Francis M. Drake
|Francis Marion Drake|
|16th Governor of Iowa|
January 16, 1896 – January 13, 1898
|Preceded by||Frank D. Jackson|
|Succeeded by||Leslie M. Shaw|
December 30, 1830|
|Died||November 20, 1903
Drake was born in Rushville, Illinois, the son of John Adams Drake and Harriet Jane O'Neal. He later moved to Centerville, Iowa. He got a good business education, and became a merchant. He married Mary Jane Lord on December 24, 1855. They had seven children.
During the California Gold Rush, he led two expeditions across the plains from Iowa to California. The first one left in 1852. During that trip with ox teams, he encountered a band of 300 Pawnee, which he defeated with little loss to his band. The second trip in 1854 escorted a herd of cattle. Returning by ship after the second trip, he was wrecked off of Point Aquilla. Eight hundred passengers were killed.
During the American Civil War, he was commissioned as lieutenant colonel in August 1862 and was with the 36th Iowa Volunteer Infantry Regiment when it was mustered into service on October 4, 1862. After seeing his 1st military action with the 36th Iowas in a small skirmish at Shellmound, Mississippi, on July 4, 1863 he took part in a more sizable battle which featured combined forces of almost 12,000 men and over 200 dead at the so-called Battle of Helena.
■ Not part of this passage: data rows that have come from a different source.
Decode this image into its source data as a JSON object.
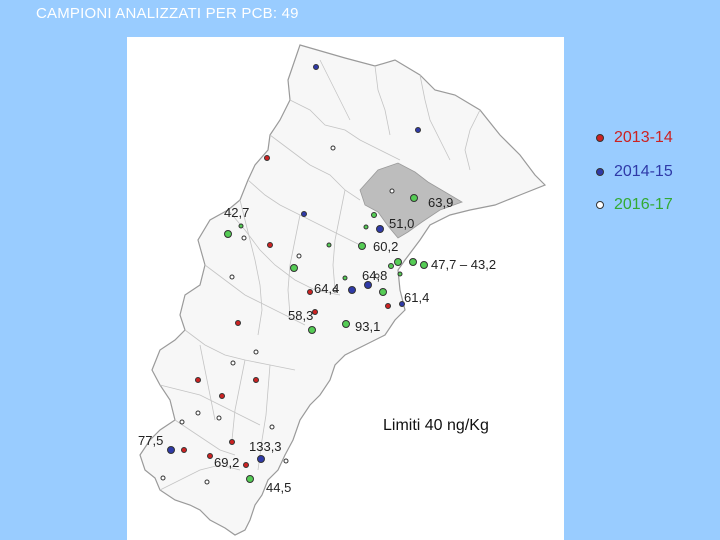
{
  "title": "CAMPIONI  ANALIZZATI PER PCB: 49",
  "legend": [
    {
      "label": "2013-14",
      "color": "#cc2222"
    },
    {
      "label": "2014-15",
      "color": "#2f3aa8"
    },
    {
      "label": "2016-17",
      "color": "#33aa33"
    }
  ],
  "labels": [
    "42,7",
    "63,9",
    "51,0",
    "60,2",
    "47,7 – 43,2",
    "64,4",
    "64,8",
    "61,4",
    "58,3",
    "93,1",
    "77,5",
    "133,3",
    "69,2",
    "44,5"
  ],
  "limit_text": "Limiti 40 ng/Kg"
}
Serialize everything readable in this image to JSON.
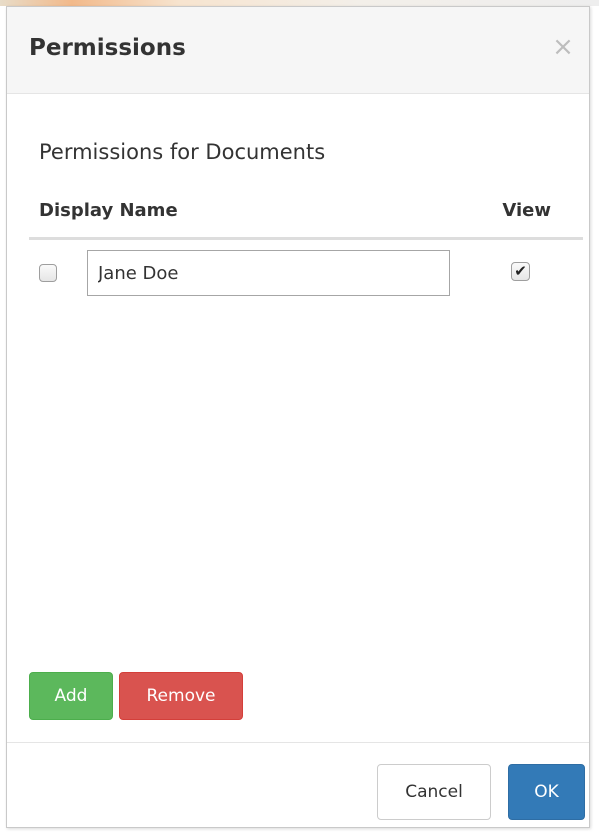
{
  "dialog": {
    "title": "Permissions",
    "close_glyph": "×",
    "section_title": "Permissions for Documents"
  },
  "table": {
    "columns": [
      "Display Name",
      "View"
    ],
    "rows": [
      {
        "selected": false,
        "display_name": "Jane Doe",
        "view": true,
        "view_glyph": "✔"
      }
    ]
  },
  "actions": {
    "add_label": "Add",
    "remove_label": "Remove"
  },
  "footer": {
    "cancel_label": "Cancel",
    "ok_label": "OK"
  },
  "colors": {
    "add": "#5cb85c",
    "remove": "#d9534f",
    "ok": "#337ab7"
  },
  "icons": {
    "close": "close-icon",
    "checkmark": "checkmark-icon"
  }
}
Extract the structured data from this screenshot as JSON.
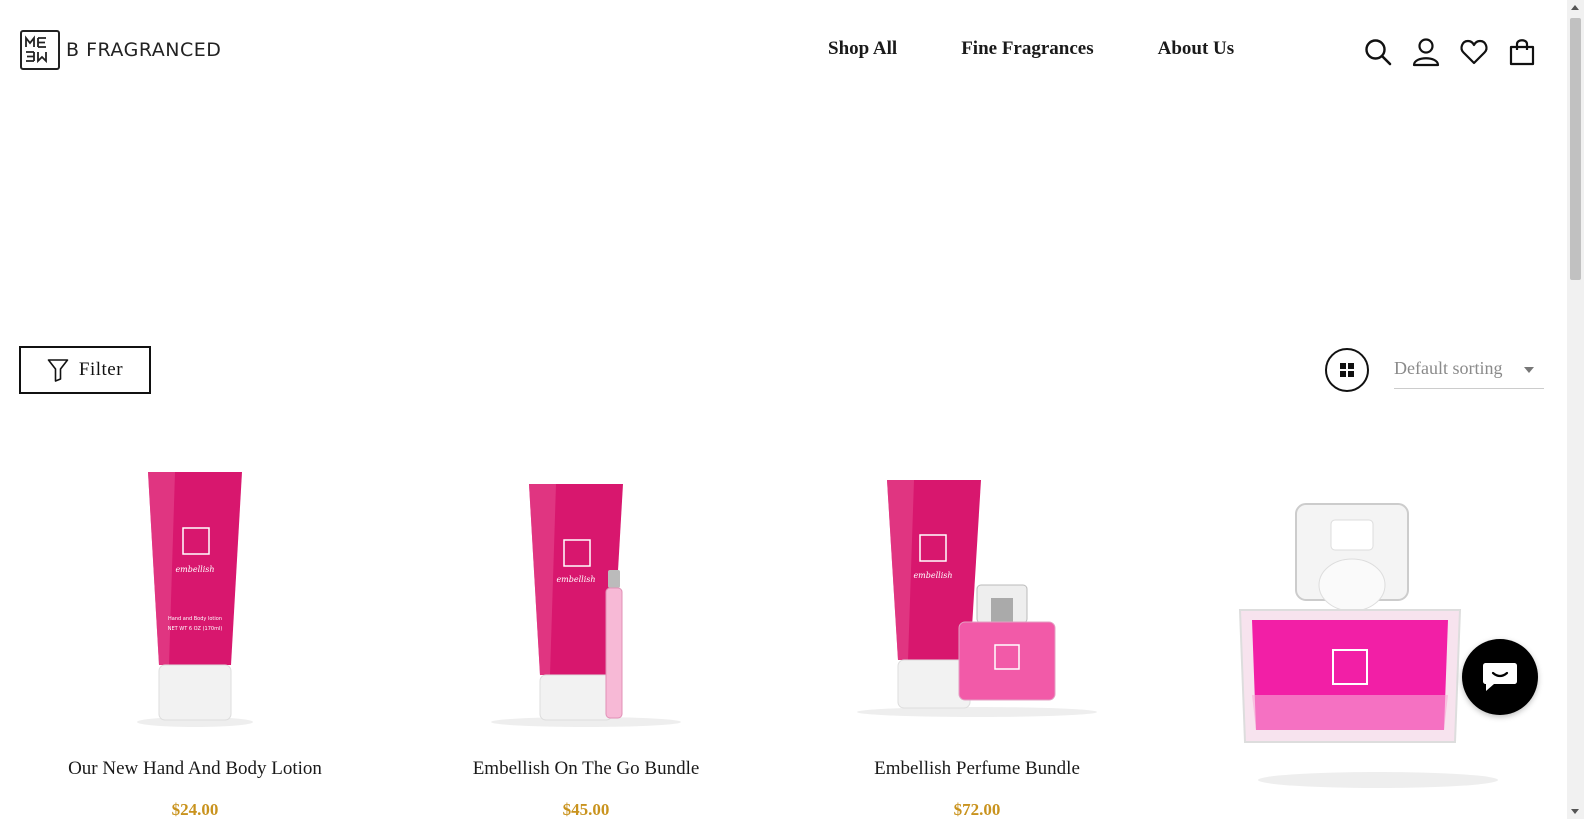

In the first half of April 1864 he and his regiment were active in the Battle of Elkin's Ferry, in the Battle of Prairie D'Ane and then in the April 15–23, 1864 occupation of Camden, Arkansas. To this point, F.M. Drake had only commanded his regiment throughout the Civil War; this now changed as he was asked to assume command of the 2nd Brigade, 3rd Division, 7th Corps of which his regiment was part. On Sunday, April 24, 1864, while on his first brigade command, he was severely wounded and captured while leading the smaller Union side to defeat during the Battle of Mark's Mills. Badly wounded, he was returned to the Union by the Confederates despite Ulysses S. Grant's recent April 17, 1864 ban on prisoner exchanges with the Confederates. Meanwhile, in the spirit of Grant's edict, most of his brigade was captured but sent to confinement at Camp Tyler, Texas where they will remain until March 1865. Upon recovering from his wounds, Drake had returned to U.S. Army action by June 1865 when he was Brevet Brigadier General, U.S. Volunteers, and - on June 11, 1865 - he assumed command of the 1st Brigade, 2nd Division, 7th Army Corps. He was finally mustered out of service later in 1865 as a U.S. Army Brigadier General, U.S. Volunteers; his old 36th Iowa Infantry Regiment - which was now part of his new command - was mustered out of service on August 24, 1865.
After the war, he practiced law for about six years as a criminal lawyer. Then for almost 30 years, he worked at banking and building and managing railroads. He was president of the Missouri, Iowa and Nebraska Railroad, the Indiana, Illinois and Iowa Railroad and the Albia and Centerville Railroad. He organized the Centerville National Bank, of which he was president until his death.
He founded and endowed Drake University in Des Moines, Iowa. It was named after him, and he served as president of the board of trustees. He also contributed to other colleges and gave to churches and missionary societies of many creeds. He died in Centerville, Iowa, in 1903, and is buried in Centerville’s Oakland Cemetery.
||This article includes a list of references, related reading or external links, but its sources remain unclear because it lacks inline citations. (July 2013) (Learn how and when to remove this template message)|
- Hamersly, Lewis Randolph (1905). "Brigadier General Francis Marion Drake". Biographical sketches of distinguished officers of the army and navy. pp. 158–164.
Frank D. Jackson
|Governor of Iowa
January 16, 1896 – January 13, 1898
Leslie M. Shaw